Respondent urges that it was necessary for the State to adduce expert medical testimony to establish that acts of respondent were the cause of death. The evidence shows that the victim, a 5-year-old boy, was burned on March 12, 1976. These bums resulted from ignition of lighter fluid which had been poured on the body and clothes of the victim. The boy’s mother testified that his hair had been singed and he was burnt on the back, shoulder, inside of the left leg and on both arms about the elbows. The boy was not hospitalized but he was treated as an outpatient. He visited Cook County Hospital on alternate days for two weeks. Twelve days after the incident, on March 24, he was admitted to the County Hospital for skin grafts. Part of the time he was permitted to walk about. On March 29,1976, he was taken to surgery. He suffered a cardiac arrest, lapsed into a coma and died on April 13, 1976.
The parties stipulated that the cause of death was “bums, complicated by speudomonas septicemia, meningoencephalitis and cardiac arrest.” Respondent now urges that this stipulation does not show the actual cause of death and that the terms used were beyond the understanding of laymen. We reject this contention. The stipulation is that the cause of death was burns with a number of complications. These complications indicate, even to the mind of a layman, the presence of infection which complicated the burns. However, we interpret the stipulation as amounting to an agreement by the parties that the cause of death was burns plus the later complications.
The stipulation has been looked upon by courts as an acceptable and sometimes a necessary device for the purpose of saving time of litigants, attorneys and courts.
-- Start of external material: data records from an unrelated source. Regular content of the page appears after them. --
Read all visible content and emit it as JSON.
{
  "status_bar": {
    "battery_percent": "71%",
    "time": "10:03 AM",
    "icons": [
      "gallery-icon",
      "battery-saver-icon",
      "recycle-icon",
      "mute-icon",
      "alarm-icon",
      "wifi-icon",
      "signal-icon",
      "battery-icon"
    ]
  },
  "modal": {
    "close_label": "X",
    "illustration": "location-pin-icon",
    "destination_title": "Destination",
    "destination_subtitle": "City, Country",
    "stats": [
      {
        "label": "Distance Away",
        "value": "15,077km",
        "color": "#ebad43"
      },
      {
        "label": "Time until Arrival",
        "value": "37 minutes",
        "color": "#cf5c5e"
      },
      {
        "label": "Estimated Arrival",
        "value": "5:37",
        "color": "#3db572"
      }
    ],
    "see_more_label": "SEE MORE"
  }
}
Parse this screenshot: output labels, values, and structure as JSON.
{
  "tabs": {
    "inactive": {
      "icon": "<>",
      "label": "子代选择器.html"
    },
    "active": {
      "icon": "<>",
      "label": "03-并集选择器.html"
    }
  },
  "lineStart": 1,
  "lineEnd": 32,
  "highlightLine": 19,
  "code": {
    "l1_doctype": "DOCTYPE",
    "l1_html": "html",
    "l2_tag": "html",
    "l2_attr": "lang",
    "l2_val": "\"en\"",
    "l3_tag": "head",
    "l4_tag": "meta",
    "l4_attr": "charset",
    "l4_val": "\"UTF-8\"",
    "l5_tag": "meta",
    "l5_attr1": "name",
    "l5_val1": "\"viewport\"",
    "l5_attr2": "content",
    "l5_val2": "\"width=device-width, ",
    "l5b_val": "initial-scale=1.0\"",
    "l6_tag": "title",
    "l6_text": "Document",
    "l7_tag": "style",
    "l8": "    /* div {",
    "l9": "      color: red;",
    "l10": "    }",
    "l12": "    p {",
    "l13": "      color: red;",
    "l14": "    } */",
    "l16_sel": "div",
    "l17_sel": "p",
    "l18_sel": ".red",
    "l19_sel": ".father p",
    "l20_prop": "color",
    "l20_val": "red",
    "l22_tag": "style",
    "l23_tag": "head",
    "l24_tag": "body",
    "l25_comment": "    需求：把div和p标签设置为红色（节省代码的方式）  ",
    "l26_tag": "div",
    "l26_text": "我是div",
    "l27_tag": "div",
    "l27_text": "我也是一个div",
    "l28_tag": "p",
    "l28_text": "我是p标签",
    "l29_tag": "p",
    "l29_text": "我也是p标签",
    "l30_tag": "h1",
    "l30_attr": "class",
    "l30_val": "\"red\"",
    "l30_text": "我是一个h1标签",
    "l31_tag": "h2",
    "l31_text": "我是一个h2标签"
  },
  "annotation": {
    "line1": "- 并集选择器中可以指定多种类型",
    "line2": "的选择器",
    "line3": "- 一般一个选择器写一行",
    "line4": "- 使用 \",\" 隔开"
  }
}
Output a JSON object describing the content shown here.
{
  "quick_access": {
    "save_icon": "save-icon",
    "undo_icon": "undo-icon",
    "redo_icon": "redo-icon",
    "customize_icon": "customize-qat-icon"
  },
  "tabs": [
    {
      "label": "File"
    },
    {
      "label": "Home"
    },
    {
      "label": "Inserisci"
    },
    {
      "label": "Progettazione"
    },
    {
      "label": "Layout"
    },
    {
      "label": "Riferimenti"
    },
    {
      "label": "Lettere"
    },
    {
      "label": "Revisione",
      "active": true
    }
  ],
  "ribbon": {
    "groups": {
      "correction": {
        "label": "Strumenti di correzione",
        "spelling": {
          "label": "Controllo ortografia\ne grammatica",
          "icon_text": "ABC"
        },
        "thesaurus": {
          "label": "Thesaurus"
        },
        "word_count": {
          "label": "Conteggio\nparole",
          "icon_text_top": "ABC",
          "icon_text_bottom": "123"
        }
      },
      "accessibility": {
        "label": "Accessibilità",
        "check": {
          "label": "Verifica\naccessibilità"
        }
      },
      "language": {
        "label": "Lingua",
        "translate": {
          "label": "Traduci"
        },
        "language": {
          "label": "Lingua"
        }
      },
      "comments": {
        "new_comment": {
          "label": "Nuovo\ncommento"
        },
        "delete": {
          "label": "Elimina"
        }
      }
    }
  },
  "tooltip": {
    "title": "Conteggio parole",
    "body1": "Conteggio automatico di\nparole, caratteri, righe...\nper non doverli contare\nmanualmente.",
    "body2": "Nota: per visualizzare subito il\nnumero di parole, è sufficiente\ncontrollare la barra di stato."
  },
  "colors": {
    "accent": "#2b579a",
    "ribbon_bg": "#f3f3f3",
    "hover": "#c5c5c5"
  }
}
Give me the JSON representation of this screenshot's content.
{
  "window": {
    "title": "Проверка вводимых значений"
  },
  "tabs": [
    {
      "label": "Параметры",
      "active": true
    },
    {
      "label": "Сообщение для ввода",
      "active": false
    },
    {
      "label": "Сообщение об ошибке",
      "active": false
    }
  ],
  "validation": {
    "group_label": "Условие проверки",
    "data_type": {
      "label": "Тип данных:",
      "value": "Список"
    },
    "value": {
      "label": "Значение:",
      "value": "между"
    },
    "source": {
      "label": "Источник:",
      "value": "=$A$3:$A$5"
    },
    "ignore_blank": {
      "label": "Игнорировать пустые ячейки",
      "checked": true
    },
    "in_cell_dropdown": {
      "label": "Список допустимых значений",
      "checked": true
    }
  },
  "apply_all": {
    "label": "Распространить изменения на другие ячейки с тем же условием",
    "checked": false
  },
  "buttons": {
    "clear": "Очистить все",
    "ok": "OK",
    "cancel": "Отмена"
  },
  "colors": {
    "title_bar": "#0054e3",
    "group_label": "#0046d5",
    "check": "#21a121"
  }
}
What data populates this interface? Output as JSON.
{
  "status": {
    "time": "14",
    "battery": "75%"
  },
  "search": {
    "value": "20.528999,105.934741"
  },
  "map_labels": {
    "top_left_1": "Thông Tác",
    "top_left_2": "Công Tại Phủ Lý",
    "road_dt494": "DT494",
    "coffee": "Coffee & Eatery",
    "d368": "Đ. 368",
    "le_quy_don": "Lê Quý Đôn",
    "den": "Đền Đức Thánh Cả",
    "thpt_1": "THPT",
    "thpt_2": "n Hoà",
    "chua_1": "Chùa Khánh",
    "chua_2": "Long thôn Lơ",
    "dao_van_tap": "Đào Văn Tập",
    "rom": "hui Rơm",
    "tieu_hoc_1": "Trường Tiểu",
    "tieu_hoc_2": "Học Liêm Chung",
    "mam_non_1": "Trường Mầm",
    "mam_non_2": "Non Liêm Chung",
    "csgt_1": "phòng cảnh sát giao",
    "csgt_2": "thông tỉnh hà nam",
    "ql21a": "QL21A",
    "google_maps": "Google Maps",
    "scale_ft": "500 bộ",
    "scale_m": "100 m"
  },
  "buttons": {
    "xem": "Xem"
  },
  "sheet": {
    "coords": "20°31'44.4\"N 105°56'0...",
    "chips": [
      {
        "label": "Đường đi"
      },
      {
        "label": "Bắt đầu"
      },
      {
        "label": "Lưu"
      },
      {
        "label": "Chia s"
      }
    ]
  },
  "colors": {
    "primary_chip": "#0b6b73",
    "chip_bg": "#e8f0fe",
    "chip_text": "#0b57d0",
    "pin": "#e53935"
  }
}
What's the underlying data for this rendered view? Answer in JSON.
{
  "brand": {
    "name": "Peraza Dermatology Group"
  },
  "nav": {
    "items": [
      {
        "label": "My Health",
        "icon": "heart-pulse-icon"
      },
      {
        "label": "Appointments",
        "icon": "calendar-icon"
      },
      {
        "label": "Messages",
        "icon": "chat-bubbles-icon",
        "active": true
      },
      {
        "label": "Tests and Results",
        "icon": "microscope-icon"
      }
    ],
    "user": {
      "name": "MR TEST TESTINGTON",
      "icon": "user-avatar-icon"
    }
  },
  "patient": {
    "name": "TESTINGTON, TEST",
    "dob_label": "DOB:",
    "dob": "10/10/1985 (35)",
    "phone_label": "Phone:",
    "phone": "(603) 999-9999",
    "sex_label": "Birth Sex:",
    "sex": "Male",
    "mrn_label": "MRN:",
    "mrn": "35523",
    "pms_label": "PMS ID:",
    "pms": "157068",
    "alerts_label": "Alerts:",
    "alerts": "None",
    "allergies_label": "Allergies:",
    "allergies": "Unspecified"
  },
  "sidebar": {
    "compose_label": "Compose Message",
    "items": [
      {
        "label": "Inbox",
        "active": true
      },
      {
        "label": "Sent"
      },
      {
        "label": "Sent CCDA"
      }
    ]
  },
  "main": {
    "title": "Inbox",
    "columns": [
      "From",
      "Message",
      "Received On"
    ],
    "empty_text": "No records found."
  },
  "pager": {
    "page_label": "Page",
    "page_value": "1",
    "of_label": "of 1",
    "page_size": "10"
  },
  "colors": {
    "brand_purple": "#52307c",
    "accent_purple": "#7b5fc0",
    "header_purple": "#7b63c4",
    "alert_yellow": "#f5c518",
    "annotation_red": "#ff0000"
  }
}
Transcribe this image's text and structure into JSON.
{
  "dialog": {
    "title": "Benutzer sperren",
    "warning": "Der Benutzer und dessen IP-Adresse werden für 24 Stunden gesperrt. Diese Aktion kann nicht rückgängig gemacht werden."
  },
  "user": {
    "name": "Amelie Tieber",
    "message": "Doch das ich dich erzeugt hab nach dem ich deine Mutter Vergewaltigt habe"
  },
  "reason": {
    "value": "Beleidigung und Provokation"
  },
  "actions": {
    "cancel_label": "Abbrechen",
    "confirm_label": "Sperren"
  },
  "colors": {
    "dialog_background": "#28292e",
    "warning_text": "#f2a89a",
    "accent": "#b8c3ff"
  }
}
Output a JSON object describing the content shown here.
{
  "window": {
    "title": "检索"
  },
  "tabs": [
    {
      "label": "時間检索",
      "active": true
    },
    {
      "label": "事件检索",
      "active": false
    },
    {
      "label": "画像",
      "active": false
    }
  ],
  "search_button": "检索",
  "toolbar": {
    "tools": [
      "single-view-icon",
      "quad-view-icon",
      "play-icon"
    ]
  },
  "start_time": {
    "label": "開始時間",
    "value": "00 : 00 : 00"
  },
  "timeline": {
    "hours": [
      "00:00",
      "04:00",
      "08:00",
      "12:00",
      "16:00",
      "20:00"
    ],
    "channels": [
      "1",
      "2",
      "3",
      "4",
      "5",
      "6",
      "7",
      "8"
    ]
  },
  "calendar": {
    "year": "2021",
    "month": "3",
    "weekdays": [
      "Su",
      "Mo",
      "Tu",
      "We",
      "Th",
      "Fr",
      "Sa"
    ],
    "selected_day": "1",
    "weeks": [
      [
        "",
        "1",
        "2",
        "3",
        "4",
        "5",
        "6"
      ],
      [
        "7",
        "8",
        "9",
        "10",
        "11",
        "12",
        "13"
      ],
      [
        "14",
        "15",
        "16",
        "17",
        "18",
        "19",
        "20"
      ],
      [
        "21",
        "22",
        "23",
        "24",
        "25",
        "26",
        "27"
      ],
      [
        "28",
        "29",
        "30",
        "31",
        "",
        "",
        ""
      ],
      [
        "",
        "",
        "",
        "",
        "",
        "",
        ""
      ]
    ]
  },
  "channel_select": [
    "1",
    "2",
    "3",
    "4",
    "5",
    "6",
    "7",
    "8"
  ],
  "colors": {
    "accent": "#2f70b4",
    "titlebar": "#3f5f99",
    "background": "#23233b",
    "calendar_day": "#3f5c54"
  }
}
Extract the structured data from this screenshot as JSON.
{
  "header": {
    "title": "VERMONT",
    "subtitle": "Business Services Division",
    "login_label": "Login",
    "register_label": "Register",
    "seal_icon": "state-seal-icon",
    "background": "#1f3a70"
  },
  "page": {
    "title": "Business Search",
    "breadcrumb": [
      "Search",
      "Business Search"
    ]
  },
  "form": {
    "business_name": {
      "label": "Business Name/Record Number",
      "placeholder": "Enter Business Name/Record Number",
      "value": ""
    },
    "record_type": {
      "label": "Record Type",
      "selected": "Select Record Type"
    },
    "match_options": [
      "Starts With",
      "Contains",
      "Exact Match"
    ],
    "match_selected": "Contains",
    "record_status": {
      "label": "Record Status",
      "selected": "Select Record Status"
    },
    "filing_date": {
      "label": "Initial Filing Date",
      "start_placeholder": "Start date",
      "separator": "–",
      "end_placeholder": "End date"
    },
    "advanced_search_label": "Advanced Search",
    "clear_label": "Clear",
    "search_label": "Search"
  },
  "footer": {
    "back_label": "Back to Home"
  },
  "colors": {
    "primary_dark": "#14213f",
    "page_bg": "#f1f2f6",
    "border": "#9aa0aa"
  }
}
Where parties have stipulated to facts, as in the case at bar, they should not be permitted to change or to attack the binding validity of the stipulation and the facts which it presents. Bridges v. Neighbors (1975), 32 Ill. App. 3d 704, 708, 336 N.E.2d 233; People v. Morris (1972), 6 Ill. App. 3d 136, 139, 285 N.E.2d 247.
*557 We note also the recent decision of the supreme court in People v. Love (1978), 71 Ill. 2d 74, 84, 373 N.E.2d 1312, 1318, in which the supreme court pointed out that a “[defendant is liable for the decedent’s death even though his acts are not the sole and immediate cause.” In the case before us, it was not necessary for the State to prove the bums were the sole and immediate cause of death. In our opinion, it is sufficient that the parties stipulated that the cause of death was the bums and that a part was played by ensuing complications.
The need for consideration of the final point raised by respondent that the record does not show a prior adjudication of wardship by the trial court has been eliminated by the decision in In re Jennings (1977), 68 Ill. 2d 125, 132, 368 N.E.2d 864. The dispositional order appealed from is accordingly affirmed.
McGLOON and O’CONNOR, JJ., concur.